(Items from a dataset)
:::
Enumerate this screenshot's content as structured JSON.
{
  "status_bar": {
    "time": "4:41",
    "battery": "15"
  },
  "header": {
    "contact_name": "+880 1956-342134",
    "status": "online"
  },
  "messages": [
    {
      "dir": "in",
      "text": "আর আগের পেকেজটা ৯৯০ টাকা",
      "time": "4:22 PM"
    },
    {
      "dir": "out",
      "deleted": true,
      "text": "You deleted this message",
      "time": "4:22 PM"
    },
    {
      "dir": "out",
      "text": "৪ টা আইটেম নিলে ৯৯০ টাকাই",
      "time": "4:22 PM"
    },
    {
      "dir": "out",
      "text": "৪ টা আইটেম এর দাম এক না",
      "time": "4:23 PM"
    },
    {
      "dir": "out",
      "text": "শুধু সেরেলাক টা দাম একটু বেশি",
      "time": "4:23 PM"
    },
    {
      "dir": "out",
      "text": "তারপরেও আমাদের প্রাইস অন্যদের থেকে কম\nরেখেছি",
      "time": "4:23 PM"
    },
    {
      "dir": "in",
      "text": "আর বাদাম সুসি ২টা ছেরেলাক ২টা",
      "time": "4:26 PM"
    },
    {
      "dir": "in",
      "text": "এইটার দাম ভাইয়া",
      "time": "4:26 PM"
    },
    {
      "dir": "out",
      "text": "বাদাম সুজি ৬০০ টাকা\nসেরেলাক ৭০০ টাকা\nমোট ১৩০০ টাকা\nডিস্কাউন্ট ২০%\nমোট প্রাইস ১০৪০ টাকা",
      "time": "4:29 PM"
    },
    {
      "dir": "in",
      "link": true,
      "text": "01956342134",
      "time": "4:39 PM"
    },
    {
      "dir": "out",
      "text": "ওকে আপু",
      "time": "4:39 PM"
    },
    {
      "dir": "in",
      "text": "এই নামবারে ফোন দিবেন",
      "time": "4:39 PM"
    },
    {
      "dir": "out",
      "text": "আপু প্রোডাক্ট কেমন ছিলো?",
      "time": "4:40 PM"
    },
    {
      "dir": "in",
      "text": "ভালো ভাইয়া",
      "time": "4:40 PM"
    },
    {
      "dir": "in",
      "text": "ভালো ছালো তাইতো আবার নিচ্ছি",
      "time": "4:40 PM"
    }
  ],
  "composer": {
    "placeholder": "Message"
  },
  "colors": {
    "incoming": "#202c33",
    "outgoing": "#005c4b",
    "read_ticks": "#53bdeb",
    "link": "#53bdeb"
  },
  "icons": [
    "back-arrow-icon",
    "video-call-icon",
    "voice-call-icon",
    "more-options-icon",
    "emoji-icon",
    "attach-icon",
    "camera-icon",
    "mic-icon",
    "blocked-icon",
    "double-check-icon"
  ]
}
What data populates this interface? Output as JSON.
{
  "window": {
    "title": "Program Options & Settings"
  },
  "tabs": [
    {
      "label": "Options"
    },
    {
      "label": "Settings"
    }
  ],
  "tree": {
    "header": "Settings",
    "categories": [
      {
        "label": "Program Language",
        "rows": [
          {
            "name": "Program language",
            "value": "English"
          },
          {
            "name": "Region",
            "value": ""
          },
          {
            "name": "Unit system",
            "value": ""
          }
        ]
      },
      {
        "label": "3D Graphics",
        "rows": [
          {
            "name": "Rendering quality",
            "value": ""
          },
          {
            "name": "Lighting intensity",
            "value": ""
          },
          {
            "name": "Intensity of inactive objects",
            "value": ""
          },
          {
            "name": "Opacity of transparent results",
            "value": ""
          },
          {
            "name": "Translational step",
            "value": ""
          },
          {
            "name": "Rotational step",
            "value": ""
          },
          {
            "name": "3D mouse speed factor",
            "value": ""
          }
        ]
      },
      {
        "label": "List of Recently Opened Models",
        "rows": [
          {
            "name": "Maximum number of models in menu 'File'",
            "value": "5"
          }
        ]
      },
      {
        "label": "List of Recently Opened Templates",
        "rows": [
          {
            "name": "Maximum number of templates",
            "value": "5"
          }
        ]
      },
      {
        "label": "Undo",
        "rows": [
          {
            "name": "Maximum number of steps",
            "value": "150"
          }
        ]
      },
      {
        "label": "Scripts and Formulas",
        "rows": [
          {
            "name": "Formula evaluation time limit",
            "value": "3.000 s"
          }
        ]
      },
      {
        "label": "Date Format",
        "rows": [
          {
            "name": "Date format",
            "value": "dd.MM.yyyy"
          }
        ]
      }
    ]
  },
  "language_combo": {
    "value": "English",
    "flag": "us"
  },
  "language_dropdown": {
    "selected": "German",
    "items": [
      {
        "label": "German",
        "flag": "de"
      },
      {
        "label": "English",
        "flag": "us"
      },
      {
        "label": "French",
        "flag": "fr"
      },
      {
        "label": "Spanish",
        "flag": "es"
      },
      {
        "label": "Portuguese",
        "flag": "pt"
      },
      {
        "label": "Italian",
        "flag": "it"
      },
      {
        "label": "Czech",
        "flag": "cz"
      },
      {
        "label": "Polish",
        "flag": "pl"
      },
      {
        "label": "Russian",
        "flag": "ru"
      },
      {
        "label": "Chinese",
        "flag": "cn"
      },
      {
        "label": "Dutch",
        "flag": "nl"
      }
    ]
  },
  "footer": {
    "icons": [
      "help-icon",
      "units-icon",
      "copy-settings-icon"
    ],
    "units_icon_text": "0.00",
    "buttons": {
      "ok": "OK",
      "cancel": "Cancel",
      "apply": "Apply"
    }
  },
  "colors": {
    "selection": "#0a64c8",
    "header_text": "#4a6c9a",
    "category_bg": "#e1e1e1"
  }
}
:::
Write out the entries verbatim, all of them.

Enumerate this screenshot's content as structured JSON.
{
  "status_bar": {
    "time": "4:41",
    "battery": "15"
  },
  "header": {
    "contact_name": "+880 1956-342134",
    "status": "online"
  },
  "messages": [
    {
      "dir": "in",
      "text": "আর আগের পেকেজটা ৯৯০ টাকা",
      "time": "4:22 PM"
    },
    {
      "dir": "out",
      "deleted": true,
      "text": "You deleted this message",
      "time": "4:22 PM"
    },
    {
      "dir": "out",
      "text": "৪ টা আইটেম নিলে ৯৯০ টাকাই",
      "time": "4:22 PM"
    },
    {
      "dir": "out",
      "text": "৪ টা আইটেম এর দাম এক না",
      "time": "4:23 PM"
    },
    {
      "dir": "out",
      "text": "শুধু সেরেলাক টা দাম একটু বেশি",
      "time": "4:23 PM"
    },
    {
      "dir": "out",
      "text": "তারপরেও আমাদের প্রাইস অন্যদের থেকে কম\nরেখেছি",
      "time": "4:23 PM"
    },
    {
      "dir": "in",
      "text": "আর বাদাম সুসি ২টা ছেরেলাক ২টা",
      "time": "4:26 PM"
    },
    {
      "dir": "in",
      "text": "এইটার দাম ভাইয়া",
      "time": "4:26 PM"
    },
    {
      "dir": "out",
      "text": "বাদাম সুজি ৬০০ টাকা\nসেরেলাক ৭০০ টাকা\nমোট ১৩০০ টাকা\nডিস্কাউন্ট ২০%\nমোট প্রাইস ১০৪০ টাকা",
      "time": "4:29 PM"
    },
    {
      "dir": "in",
      "link": true,
      "text": "01956342134",
      "time": "4:39 PM"
    },
    {
      "dir": "out",
      "text": "ওকে আপু",
      "time": "4:39 PM"
    },
    {
      "dir": "in",
      "text": "এই নামবারে ফোন দিবেন",
      "time": "4:39 PM"
    },
    {
      "dir": "out",
      "text": "আপু প্রোডাক্ট কেমন ছিলো?",
      "time": "4:40 PM"
    },
    {
      "dir": "in",
      "text": "ভালো ভাইয়া",
      "time": "4:40 PM"
    },
    {
      "dir": "in",
      "text": "ভালো ছালো তাইতো আবার নিচ্ছি",
      "time": "4:40 PM"
    }
  ],
  "composer": {
    "placeholder": "Message"
  },
  "colors": {
    "incoming": "#202c33",
    "outgoing": "#005c4b",
    "read_ticks": "#53bdeb",
    "link": "#53bdeb"
  },
  "icons": [
    "back-arrow-icon",
    "video-call-icon",
    "voice-call-icon",
    "more-options-icon",
    "emoji-icon",
    "attach-icon",
    "camera-icon",
    "mic-icon",
    "blocked-icon",
    "double-check-icon"
  ]
}
What data populates this interface? Output as JSON.
{
  "window": {
    "title": "Program Options & Settings"
  },
  "tabs": [
    {
      "label": "Options"
    },
    {
      "label": "Settings"
    }
  ],
  "tree": {
    "header": "Settings",
    "categories": [
      {
        "label": "Program Language",
        "rows": [
          {
            "name": "Program language",
            "value": "English"
          },
          {
            "name": "Region",
            "value": ""
          },
          {
            "name": "Unit system",
            "value": ""
          }
        ]
      },
      {
        "label": "3D Graphics",
        "rows": [
          {
            "name": "Rendering quality",
            "value": ""
          },
          {
            "name": "Lighting intensity",
            "value": ""
          },
          {
            "name": "Intensity of inactive objects",
            "value": ""
          },
          {
            "name": "Opacity of transparent results",
            "value": ""
          },
          {
            "name": "Translational step",
            "value": ""
          },
          {
            "name": "Rotational step",
            "value": ""
          },
          {
            "name": "3D mouse speed factor",
            "value": ""
          }
        ]
      },
      {
        "label": "List of Recently Opened Models",
        "rows": [
          {
            "name": "Maximum number of models in menu 'File'",
            "value": "5"
          }
        ]
      },
      {
        "label": "List of Recently Opened Templates",
        "rows": [
          {
            "name": "Maximum number of templates",
            "value": "5"
          }
        ]
      },
      {
        "label": "Undo",
        "rows": [
          {
            "name": "Maximum number of steps",
            "value": "150"
          }
        ]
      },
      {
        "label": "Scripts and Formulas",
        "rows": [
          {
            "name": "Formula evaluation time limit",
            "value": "3.000 s"
          }
        ]
      },
      {
        "label": "Date Format",
        "rows": [
          {
            "name": "Date format",
            "value": "dd.MM.yyyy"
          }
        ]
      }
    ]
  },
  "language_combo": {
    "value": "English",
    "flag": "us"
  },
  "language_dropdown": {
    "selected": "German",
    "items": [
      {
        "label": "German",
        "flag": "de"
      },
      {
        "label": "English",
        "flag": "us"
      },
      {
        "label": "French",
        "flag": "fr"
      },
      {
        "label": "Spanish",
        "flag": "es"
      },
      {
        "label": "Portuguese",
        "flag": "pt"
      },
      {
        "label": "Italian",
        "flag": "it"
      },
      {
        "label": "Czech",
        "flag": "cz"
      },
      {
        "label": "Polish",
        "flag": "pl"
      },
      {
        "label": "Russian",
        "flag": "ru"
      },
      {
        "label": "Chinese",
        "flag": "cn"
      },
      {
        "label": "Dutch",
        "flag": "nl"
      }
    ]
  },
  "footer": {
    "icons": [
      "help-icon",
      "units-icon",
      "copy-settings-icon"
    ],
    "units_icon_text": "0.00",
    "buttons": {
      "ok": "OK",
      "cancel": "Cancel",
      "apply": "Apply"
    }
  },
  "colors": {
    "selection": "#0a64c8",
    "header_text": "#4a6c9a",
    "category_bg": "#e1e1e1"
  }
}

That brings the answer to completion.